Chapter 1: Why This? Why Now?
I was deep into my addiction the first time my dad asked me an important question.
I was probably easily taking 40-50 pills a day, cashing out IRAs left and right, stealing cash any chance I could get, and rummaging through my girlfriend’s jewelry, hoping to find something that might bring $20 or $30 at the pawn shop. (I’d later find out she’d already shipped all the real stuff back to her parents because she knew I’d eventually start looking).
I was in real bad shape when he asked me, “Son, have you ever thought about going to AA?”
I looked up at him sharply, dozens of excuses running through my mind.
Which one should I use? I thought. I’ll need to keep at least two or three excuses in reserve in case he asks me again in a few weeks.
I had no idea what AA was, why I should go, or what addiction was all about.And honestly, I don’t think my dad did either.
I quickly circled back around to the thought of just telling him I would go, and then bailing once I left the house.
And that’s just what I ended up doing.
I didn’t totally mean to.
I wound up searching Google for some AA meetings in the area, found one with a convenient time, and took off toward it with plans to attend. But those plans only lasted a few fleeting moments. At the last minute, that evil voice in my head told me I didn’t really have a problem, and that lots of people snorted prescription pain medicine that wasn’t theirs (even while at work!).
And I believed the voice in my head.
Instead of a meeting, I ended up in the electronics department at Wal-Mart, watching the same jaguar run in slow motion across an African plain for 45 minutes. I loaded back into my car, drove home, and of course, about a half-hour later, my phone rang.
“How did it go?” my dad asked.
“Uh… great,” I said, trying to expand my lie with some details that might make sense, but that I could easily remember. I quickly settled on, “Yeah, uh, they were really nice and told me to come back next week.”
He bought it, and that was that.
The first real encounter with recovery or sobriety my dad and I really ever had was now in the books. We both did what we naturally knew to do: he suggested something he thought might help and I lied.
Neither of us knew anything about the issue we were facing, but this story is a great example of what most parents or spouses try to do for their loved ones—and what most addicts do in response.
Unfortunately, if we’re going to see ourselves in this story, we must also see that this line of thinking simply doesn’t work. No one I know has found recovery because of a casual suggestion, and no parent can help their child when the relationship’s baseline is dishonesty.

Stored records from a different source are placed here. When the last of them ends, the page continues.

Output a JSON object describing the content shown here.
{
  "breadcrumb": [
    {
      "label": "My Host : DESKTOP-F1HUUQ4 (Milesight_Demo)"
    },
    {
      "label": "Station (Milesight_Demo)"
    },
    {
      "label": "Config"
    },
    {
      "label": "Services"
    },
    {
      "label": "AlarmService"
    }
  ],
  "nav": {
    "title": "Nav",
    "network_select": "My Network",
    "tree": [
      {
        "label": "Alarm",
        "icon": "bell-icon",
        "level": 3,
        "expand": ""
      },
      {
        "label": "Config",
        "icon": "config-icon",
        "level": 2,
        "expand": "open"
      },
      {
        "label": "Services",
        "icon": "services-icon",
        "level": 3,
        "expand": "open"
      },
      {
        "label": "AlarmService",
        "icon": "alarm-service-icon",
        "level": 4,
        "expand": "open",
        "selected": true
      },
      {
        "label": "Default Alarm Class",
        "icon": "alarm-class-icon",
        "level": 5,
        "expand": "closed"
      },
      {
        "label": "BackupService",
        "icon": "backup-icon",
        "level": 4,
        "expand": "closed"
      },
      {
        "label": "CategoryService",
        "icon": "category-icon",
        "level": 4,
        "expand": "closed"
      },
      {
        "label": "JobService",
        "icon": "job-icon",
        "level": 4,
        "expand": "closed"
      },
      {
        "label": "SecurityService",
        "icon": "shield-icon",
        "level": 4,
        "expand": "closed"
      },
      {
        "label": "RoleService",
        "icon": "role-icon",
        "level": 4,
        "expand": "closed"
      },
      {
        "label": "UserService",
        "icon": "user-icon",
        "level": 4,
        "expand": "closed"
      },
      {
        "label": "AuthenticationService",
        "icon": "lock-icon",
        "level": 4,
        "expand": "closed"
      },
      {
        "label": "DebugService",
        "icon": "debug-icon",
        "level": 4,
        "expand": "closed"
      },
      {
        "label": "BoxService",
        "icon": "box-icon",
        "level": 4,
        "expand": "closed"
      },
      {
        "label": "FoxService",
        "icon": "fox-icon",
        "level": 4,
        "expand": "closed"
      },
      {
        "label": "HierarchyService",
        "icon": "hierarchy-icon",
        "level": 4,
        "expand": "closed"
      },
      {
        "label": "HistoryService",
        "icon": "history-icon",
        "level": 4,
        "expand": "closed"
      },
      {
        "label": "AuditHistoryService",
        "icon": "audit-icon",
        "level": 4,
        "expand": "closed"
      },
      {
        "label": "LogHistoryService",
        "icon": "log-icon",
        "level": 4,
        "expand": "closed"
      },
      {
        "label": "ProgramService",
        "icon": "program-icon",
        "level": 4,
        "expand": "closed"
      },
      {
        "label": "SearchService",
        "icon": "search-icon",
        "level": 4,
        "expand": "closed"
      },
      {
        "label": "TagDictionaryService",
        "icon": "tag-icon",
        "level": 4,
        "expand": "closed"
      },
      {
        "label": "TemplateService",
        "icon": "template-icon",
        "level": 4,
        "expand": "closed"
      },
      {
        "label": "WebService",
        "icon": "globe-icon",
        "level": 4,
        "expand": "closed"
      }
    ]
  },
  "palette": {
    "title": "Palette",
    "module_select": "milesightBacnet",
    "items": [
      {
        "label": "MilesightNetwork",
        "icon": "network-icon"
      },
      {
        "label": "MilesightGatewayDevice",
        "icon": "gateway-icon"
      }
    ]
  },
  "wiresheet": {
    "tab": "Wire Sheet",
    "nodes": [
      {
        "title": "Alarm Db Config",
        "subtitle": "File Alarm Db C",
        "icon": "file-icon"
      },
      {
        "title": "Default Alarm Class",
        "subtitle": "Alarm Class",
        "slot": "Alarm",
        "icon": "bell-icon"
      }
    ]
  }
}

Tempted to give up? Throw in the towel? Throw up your hands in frustration? That’s okay. That’s natural. But don’t stop there, because there’s hope!
Sure, you might be asking yourself right now:
How do I help my loved one get help?
What can I do to help mend the brokenness in my family?
What should I tell them?
Who should we call?
What do we DO? We need HELP!
I promise you this: we will get there! But first things first. We have to talk about the WHYs before we can move on to the WHATs.
Check back next week as I release on last preview of my new book! So stay tuned and make sure you don’t miss anything by signing up here to receive my emails.
Save the Date – The new book “Finding Hope” drops on August 14th!
Hope is Alive!